Mark Tendam: Tendam has experience working as the 6th ward alderman and as a member of city council. He has a degree in graphic design and developed many key communication skills from his work in that field. Tendam has also contributed lots of time and effort to the HIV/AIDS organization in Evanston. He worked to battle obstacles such as discrimination, affordable housing, substance abuse and unemployment. During his campaign, he has focused on issues such as creating rewarding jobs for citizens, keeping Evanston a desirable destination, police reform and improving the relationship between the city and Northwestern. Tendam has also concentrated on creating dialogue and discussion on key issues such as race, affordability, inclusion, and equitability.

“We tend to live our lives in our respective bubbles,” Tendam said. “The biggest task going forward is creating relationships and partnerships and work together to solve issues.”

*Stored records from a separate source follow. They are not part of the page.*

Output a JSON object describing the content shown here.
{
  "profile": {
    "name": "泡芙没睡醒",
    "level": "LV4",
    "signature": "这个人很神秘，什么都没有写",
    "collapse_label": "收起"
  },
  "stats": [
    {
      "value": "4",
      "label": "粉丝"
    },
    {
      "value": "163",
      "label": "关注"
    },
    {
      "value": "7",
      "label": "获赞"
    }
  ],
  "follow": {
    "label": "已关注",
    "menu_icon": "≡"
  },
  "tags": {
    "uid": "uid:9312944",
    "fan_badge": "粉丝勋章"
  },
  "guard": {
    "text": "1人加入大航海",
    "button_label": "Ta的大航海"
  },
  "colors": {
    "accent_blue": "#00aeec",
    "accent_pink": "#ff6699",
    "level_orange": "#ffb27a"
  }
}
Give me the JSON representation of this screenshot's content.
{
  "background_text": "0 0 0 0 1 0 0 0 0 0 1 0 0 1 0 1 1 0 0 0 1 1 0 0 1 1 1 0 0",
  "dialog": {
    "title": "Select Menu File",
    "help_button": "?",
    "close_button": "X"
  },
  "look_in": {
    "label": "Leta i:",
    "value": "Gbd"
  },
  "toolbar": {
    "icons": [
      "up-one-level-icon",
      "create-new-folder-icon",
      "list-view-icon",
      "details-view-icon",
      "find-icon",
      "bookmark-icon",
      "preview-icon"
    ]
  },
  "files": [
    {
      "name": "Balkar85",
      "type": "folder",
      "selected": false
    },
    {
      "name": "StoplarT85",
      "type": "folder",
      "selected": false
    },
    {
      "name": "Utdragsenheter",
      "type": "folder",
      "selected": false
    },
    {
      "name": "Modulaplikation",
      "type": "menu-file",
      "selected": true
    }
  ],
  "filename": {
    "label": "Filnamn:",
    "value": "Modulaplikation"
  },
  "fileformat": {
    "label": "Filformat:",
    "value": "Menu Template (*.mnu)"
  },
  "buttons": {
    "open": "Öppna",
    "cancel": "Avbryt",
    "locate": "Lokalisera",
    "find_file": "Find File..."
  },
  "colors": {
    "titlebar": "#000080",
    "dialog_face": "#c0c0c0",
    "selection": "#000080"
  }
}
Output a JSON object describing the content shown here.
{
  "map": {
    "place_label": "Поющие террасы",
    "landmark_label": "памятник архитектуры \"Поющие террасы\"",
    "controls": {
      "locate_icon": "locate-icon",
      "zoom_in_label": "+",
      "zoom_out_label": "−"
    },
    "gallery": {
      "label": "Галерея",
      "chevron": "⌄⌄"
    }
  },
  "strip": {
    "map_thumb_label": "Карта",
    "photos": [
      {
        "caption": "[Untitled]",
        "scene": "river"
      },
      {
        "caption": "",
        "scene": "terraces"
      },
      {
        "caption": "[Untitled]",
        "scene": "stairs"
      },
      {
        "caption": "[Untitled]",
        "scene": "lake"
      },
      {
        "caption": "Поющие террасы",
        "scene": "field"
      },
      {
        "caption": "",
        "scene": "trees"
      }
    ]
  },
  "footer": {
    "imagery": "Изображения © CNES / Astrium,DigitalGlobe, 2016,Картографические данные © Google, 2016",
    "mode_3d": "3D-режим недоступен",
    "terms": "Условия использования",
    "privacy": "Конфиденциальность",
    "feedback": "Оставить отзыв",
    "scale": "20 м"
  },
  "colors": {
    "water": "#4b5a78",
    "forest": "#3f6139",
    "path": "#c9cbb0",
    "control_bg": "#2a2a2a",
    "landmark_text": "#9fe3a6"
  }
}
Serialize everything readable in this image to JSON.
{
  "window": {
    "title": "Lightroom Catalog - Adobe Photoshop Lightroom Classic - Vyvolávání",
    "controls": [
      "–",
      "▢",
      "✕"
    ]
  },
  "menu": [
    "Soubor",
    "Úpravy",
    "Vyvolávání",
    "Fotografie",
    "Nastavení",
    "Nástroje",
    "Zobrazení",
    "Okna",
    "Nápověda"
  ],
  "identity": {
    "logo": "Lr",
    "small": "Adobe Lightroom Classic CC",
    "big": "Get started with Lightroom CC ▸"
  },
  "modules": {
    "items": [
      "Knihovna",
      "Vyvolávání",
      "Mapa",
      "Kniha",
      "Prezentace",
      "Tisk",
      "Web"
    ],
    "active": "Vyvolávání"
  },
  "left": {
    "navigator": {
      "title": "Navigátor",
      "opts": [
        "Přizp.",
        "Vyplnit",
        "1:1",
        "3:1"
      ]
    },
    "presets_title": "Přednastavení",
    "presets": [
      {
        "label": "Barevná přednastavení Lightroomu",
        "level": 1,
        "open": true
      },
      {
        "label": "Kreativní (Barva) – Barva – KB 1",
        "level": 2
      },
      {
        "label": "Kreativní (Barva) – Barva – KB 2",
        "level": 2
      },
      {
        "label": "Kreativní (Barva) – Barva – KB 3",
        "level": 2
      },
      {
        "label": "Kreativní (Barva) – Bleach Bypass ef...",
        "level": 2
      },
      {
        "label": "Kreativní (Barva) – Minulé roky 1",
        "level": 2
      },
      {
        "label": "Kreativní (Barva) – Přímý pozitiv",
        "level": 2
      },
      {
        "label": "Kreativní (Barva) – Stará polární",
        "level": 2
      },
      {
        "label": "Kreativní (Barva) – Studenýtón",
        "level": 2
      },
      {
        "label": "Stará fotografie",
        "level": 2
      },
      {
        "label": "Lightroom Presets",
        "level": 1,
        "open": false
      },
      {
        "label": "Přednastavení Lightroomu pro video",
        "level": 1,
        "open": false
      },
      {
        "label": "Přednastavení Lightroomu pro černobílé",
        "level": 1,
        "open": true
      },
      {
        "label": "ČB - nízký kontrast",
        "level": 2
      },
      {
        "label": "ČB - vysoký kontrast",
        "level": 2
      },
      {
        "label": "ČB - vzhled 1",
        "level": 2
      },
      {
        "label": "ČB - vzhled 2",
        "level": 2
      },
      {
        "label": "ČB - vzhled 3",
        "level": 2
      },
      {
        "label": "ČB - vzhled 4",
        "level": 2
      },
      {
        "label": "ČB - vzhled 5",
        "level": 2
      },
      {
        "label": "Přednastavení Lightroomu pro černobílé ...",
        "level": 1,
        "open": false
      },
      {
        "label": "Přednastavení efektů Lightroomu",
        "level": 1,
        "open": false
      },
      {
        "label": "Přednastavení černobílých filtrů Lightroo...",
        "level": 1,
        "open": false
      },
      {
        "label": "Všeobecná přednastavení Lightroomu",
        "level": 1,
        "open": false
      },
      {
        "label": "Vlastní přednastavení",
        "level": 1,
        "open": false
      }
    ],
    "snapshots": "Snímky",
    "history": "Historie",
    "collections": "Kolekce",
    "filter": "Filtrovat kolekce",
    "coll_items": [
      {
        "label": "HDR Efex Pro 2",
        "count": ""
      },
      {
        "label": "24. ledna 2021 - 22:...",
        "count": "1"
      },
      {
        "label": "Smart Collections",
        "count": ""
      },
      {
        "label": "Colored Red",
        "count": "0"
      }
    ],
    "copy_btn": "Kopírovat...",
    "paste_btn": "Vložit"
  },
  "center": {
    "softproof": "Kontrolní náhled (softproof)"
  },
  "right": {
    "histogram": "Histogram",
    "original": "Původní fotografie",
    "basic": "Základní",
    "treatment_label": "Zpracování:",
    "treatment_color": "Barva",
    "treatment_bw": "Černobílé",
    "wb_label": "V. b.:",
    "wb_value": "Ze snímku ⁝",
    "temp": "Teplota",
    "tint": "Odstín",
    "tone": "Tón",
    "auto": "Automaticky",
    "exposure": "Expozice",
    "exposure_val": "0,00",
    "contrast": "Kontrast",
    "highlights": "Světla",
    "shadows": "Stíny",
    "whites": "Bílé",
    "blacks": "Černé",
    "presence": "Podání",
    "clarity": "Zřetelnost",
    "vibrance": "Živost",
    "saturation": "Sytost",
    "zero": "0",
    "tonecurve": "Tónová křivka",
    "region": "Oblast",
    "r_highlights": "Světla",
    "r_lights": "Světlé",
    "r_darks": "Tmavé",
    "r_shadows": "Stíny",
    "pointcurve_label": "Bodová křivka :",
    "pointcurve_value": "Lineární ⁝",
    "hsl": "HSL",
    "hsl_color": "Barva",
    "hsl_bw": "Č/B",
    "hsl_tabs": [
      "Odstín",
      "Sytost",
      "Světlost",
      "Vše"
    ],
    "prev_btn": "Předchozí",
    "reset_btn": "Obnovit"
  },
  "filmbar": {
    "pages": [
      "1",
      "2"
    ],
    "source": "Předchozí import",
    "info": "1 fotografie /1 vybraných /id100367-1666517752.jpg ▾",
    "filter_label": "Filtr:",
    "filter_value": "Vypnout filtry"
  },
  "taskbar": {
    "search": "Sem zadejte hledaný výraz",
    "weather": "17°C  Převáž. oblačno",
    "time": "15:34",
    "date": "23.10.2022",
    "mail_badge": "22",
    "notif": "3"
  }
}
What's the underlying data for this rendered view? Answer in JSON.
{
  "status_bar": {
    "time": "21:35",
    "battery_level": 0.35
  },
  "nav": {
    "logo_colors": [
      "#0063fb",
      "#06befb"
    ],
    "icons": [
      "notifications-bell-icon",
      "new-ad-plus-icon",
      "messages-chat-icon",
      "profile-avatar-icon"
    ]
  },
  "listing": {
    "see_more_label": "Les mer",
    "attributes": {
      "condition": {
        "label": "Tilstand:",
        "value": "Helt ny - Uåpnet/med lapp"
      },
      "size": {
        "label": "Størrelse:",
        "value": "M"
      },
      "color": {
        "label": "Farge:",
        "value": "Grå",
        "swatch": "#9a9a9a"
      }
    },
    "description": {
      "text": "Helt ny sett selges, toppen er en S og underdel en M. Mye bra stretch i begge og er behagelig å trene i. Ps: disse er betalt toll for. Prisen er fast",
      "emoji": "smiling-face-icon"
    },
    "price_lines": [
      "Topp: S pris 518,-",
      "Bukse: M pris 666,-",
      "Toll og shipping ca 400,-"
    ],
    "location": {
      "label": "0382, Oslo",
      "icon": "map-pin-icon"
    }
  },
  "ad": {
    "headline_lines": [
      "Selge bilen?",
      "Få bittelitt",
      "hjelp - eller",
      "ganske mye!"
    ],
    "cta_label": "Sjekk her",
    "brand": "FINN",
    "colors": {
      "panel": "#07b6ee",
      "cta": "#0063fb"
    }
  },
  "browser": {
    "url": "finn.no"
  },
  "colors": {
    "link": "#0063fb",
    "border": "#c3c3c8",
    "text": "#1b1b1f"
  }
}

Jeff Smith: Smith is from Chicago and graduated from Harvard Law. He served as an attorney for the City of Chicago and worked as general counsel for Illinois Department of Natural Resources. He has a wide range of experience in government, as well as at the community level. Smith has spent time working with many citizens to solve issues and question authority. He has lived in Evanston for the last 40 years, has put two kids through the public school system; he knows the city very well. During his campaign, he has focused on issues such as affordability, environment, economic development and improving the CTA system. He also has concentrated on police regulation and gun violence.

“I believe that there is a connection between the constant state of war and violence in our cities,” Smith said. “It’s hard for adults to preach to our youth if what they see is not what they hear.

According to Mic News, local elections matter because they have considerable influence on many crucial issues. Local government has control on matters such as policing and parameters on law enforcement, education and environment. Elected officials also represent and advocate for their community to state and federal government.

            “Local issues are what directly affect the daily lives of citizens,” sophomore Phoebe Liccardo said.

            Although most students won’t be voting in this upcoming election, there is still value in staying informed. Everyday, people interact with local government decisions more than they realize. Policies such as the Sanctuary City Proclamation, which protects many undocumented ETHS students, and the Youth Employment Program, which offers over 600 jobs, have impact on many students.

            “Students need to pay attention because it is our community too,” Liccardo said. “Even if we all can’t vote, we all still have a say.

            There are many opportunities for students to express their concerns, especially in Evanston. Reaching out to local government, volunteering for one of the many nonprofit organizations or participating in marches and activism, such as the student walk out, are just some ways that students can make their voices heard.

Although the majority of students are under 18, those who are older can exercise their rights by voting. Early voting is open 9 to 5 p.m. and closes this Sunday. If students missed their chance they can vote this Tuesday, from 6 a.m. to 7 p.m.